Gorbachev backed down.
In the years following reunification, many East Germans became increasingly disillusioned as they struggled to adjust themselves to new realities.
Many began to feel that they had not been reunited with their Western cousins, but instead had been taken over by them. They complained of Westerners disparaging their achievements and disdaining their educations as subpar. Many older East Germans lamented the increased pace of life, based more on commercial principles. They mourned the loss of predictability, while all too often forgetting the constraints and repression of communism.
With inefficient factories closing, unemployment soared with some towns seeing one in five workers jobless, souring the vision of “blooming landscapes” they had been promised by German chancellor Helmut Kohl when the wall came down. Berlin pumped billions of euros into the East but many older East Germans complained that at least under communism they were guaranteed work and free health care. Many youngsters left, shrinking Germany’s population in the East by 2.2 million, leaving their parents and grandparents feeling like second-class citizens. There was a surge of support for a newly formed socialist political party, the Linkspartei – or "Left" party.
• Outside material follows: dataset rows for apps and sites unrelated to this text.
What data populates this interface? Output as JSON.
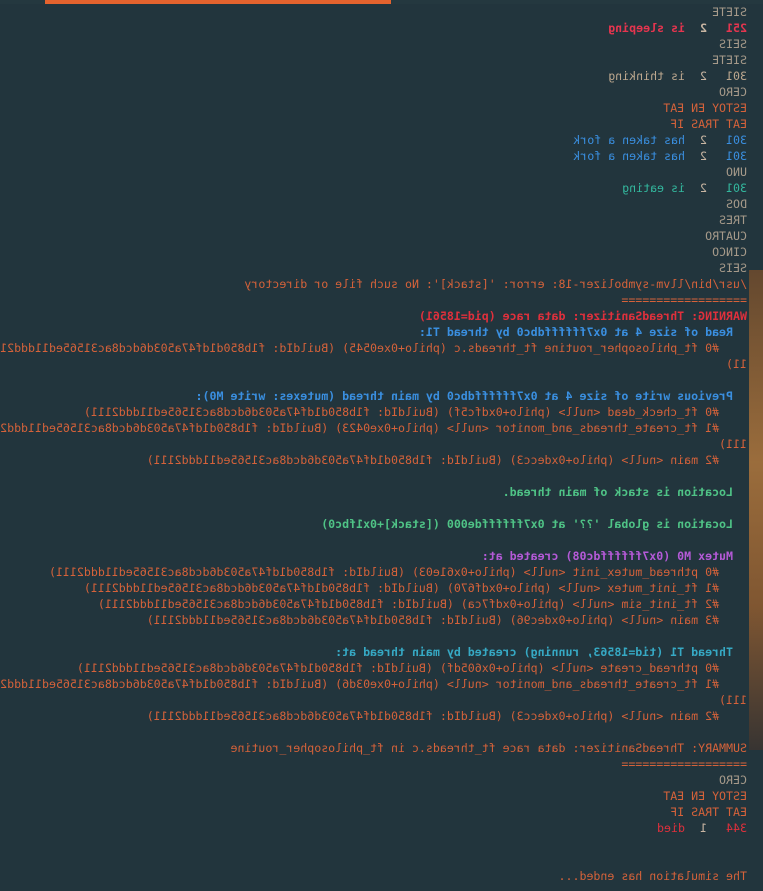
{
  "theme": {
    "background": "#22353d",
    "accent_tab": "#e4632e"
  },
  "log": [
    {
      "text": "SIETE",
      "cls": "gray"
    },
    {
      "ts": "251",
      "id": "2",
      "text": "is sleeping",
      "cls": "pink bold"
    },
    {
      "text": "SEIS",
      "cls": "gray"
    },
    {
      "text": "SIETE",
      "cls": "gray"
    },
    {
      "ts": "301",
      "id": "2",
      "text": "is thinking",
      "cls": "light"
    },
    {
      "text": "CERO",
      "cls": "gray"
    },
    {
      "text": "ESTOY EN EAT",
      "cls": "orange"
    },
    {
      "text": "EAT TRAS IF",
      "cls": "orange"
    },
    {
      "ts": "301",
      "id": "2",
      "text": "has taken a fork",
      "cls": "blue"
    },
    {
      "ts": "301",
      "id": "2",
      "text": "has taken a fork",
      "cls": "blue"
    },
    {
      "text": "UNO",
      "cls": "gray"
    },
    {
      "ts": "301",
      "id": "2",
      "text": "is eating",
      "cls": "teal"
    },
    {
      "text": "DOS",
      "cls": "gray"
    },
    {
      "text": "TRES",
      "cls": "gray"
    },
    {
      "text": "CUATRO",
      "cls": "gray"
    },
    {
      "text": "CINCO",
      "cls": "gray"
    },
    {
      "text": "SEIS",
      "cls": "gray"
    },
    {
      "text": "/usr/bin/llvm-symbolizer-18: error: '[stack]': No such file or directory",
      "cls": "orange"
    },
    {
      "text": "==================",
      "cls": "orange"
    },
    {
      "text": "WARNING: ThreadSanitizer: data race (pid=18561)",
      "cls": "red bold"
    },
    {
      "text": "  Read of size 4 at 0x7ffffffdbc0 by thread T1:",
      "cls": "blue bold"
    },
    {
      "text": "    #0 ft_philosopher_routine ft_threads.c (philo+0xe0545) (BuildId: f1b850d1df47a503d6dcd8ac31565ed11ddd2111)",
      "cls": "orange"
    },
    {
      "text": "",
      "cls": "gray"
    },
    {
      "text": "  Previous write of size 4 at 0x7ffffffdbc0 by main thread (mutexes: write M0):",
      "cls": "blue bold"
    },
    {
      "text": "    #0 ft_check_dead <null> (philo+0xdfc5f) (BuildId: f1b850d1df47a503d6dcd8ac31565ed11ddd2111)",
      "cls": "orange"
    },
    {
      "text": "    #1 ft_create_threads_and_monitor <null> (philo+0xe0423) (BuildId: f1b850d1df47a503d6dcd8ac31565ed11ddd2111)",
      "cls": "orange"
    },
    {
      "text": "    #2 main <null> (philo+0xdecc3) (BuildId: f1b850d1df47a503d6dcd8ac31565ed11ddd2111)",
      "cls": "orange"
    },
    {
      "text": "",
      "cls": "gray"
    },
    {
      "text": "  Location is stack of main thread.",
      "cls": "green bold"
    },
    {
      "text": "",
      "cls": "gray"
    },
    {
      "text": "  Location is global '??' at 0x7ffffffde000 ([stack]+0x1fbc0)",
      "cls": "green bold"
    },
    {
      "text": "",
      "cls": "gray"
    },
    {
      "text": "  Mutex M0 (0x7ffffffdc08) created at:",
      "cls": "purple bold"
    },
    {
      "text": "    #0 pthread_mutex_init <null> (philo+0x61e03) (BuildId: f1b850d1df47a503d6dcd8ac31565ed11ddd2111)",
      "cls": "orange"
    },
    {
      "text": "    #1 ft_init_mutex <null> (philo+0xdf670) (BuildId: f1b850d1df47a503d6dcd8ac31565ed11ddd2111)",
      "cls": "orange"
    },
    {
      "text": "    #2 ft_init_sim <null> (philo+0xdf7ca) (BuildId: f1b850d1df47a503d6dcd8ac31565ed11ddd2111)",
      "cls": "orange"
    },
    {
      "text": "    #3 main <null> (philo+0xdec96) (BuildId: f1b850d1df47a503d6dcd8ac31565ed11ddd2111)",
      "cls": "orange"
    },
    {
      "text": "",
      "cls": "gray"
    },
    {
      "text": "  Thread T1 (tid=18563, running) created by main thread at:",
      "cls": "cyan bold"
    },
    {
      "text": "    #0 pthread_create <null> (philo+0x605df) (BuildId: f1b850d1df47a503d6dcd8ac31565ed11ddd2111)",
      "cls": "orange"
    },
    {
      "text": "    #1 ft_create_threads_and_monitor <null> (philo+0xe03d6) (BuildId: f1b850d1df47a503d6dcd8ac31565ed11ddd2111)",
      "cls": "orange"
    },
    {
      "text": "    #2 main <null> (philo+0xdecc3) (BuildId: f1b850d1df47a503d6dcd8ac31565ed11ddd2111)",
      "cls": "orange"
    },
    {
      "text": "",
      "cls": "gray"
    },
    {
      "text": "SUMMARY: ThreadSanitizer: data race ft_threads.c in ft_philosopher_routine",
      "cls": "orange"
    },
    {
      "text": "==================",
      "cls": "orange"
    },
    {
      "text": "CERO",
      "cls": "gray"
    },
    {
      "text": "ESTOY EN EAT",
      "cls": "orange"
    },
    {
      "text": "EAT TRAS IF",
      "cls": "orange"
    },
    {
      "ts": "344",
      "id": "1",
      "text": "died",
      "cls": "red"
    },
    {
      "text": "",
      "cls": "gray"
    },
    {
      "text": "",
      "cls": "gray"
    },
    {
      "text": "The simulation has ended...",
      "cls": "orange"
    }
  ],
  "wrapped": [
    {
      "text": "11)",
      "cls": "orange"
    },
    {
      "text": "111)",
      "cls": "orange"
    },
    {
      "text": "111)",
      "cls": "orange"
    }
  ]
}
Three decades on, the former East Germany is catching up economically with its Western sibling, but a series of reports and studies in the runup to Saturday’s 30th anniversary of German reunification suggests stark divides remain. “I had hoped that in this … 30th year after German reunification, we would be further along than we are,” said Marco Wanderwitz, the government ombudsman for the former communist East Germany.
German politicians point to a narrowing of the per capita GDP gap between its eastern and western regions as an example of the resounding success of German reunification. Per capita GDP in eastern Germany has reached 79.1%, a gain of 42 percentage points since 1990. Ironically, in some areas, Germans in the country’s east are doing better than their counterparts to the west. Women in the former GDR are more likely to work full time in part because of better childcare facilities, a legacy of the region’s communist past.
But one government study shows that, on average, salaries in the East are only 88.8% of those in the West. Eastern Germany has more people out of work and lower property values. “In an extraordinary manner, in many ways Germany looks like it’s still divided,” the left-leaning daily newspaper TAZ said. Der Spiegel magazine laments that the “feelings of mistrust and alienation between East and West have not disappeared.”
A government report overseen by Wanderwitz also sadly notes the lack of satisfaction Germans in the East feel toward the political system. While more than 90% of western Germans think democracy is the “best suited form of government,” only 78% of East Germans agree. Wanderwitz notes: “Trust in state institutions is also some cases is at a shockingly low level.” Even so, he says that while “some things have taken longer than planned … in many areas we can basically say: unity accomplished.”
Easterners, known as Ossies, say unity will be accomplished only when they are taken more seriously. They say their origins determine their position in society and their prospects far more than they do for Westerners. They complain they are underrepresented in the top echelons of German public life. Chancellor Angela Merkel, who was born in the East, is one of the few Ossies in the top political ranks of the country, and not one dean in Germany’s 81 universities is from the former communist half of the country. In last year's regional government elections, the East saw a surge in support for the anti-immigrant, nationalist far-right AfD party, testimony to the rift between the country’s prosperous West and its still-adjusting East.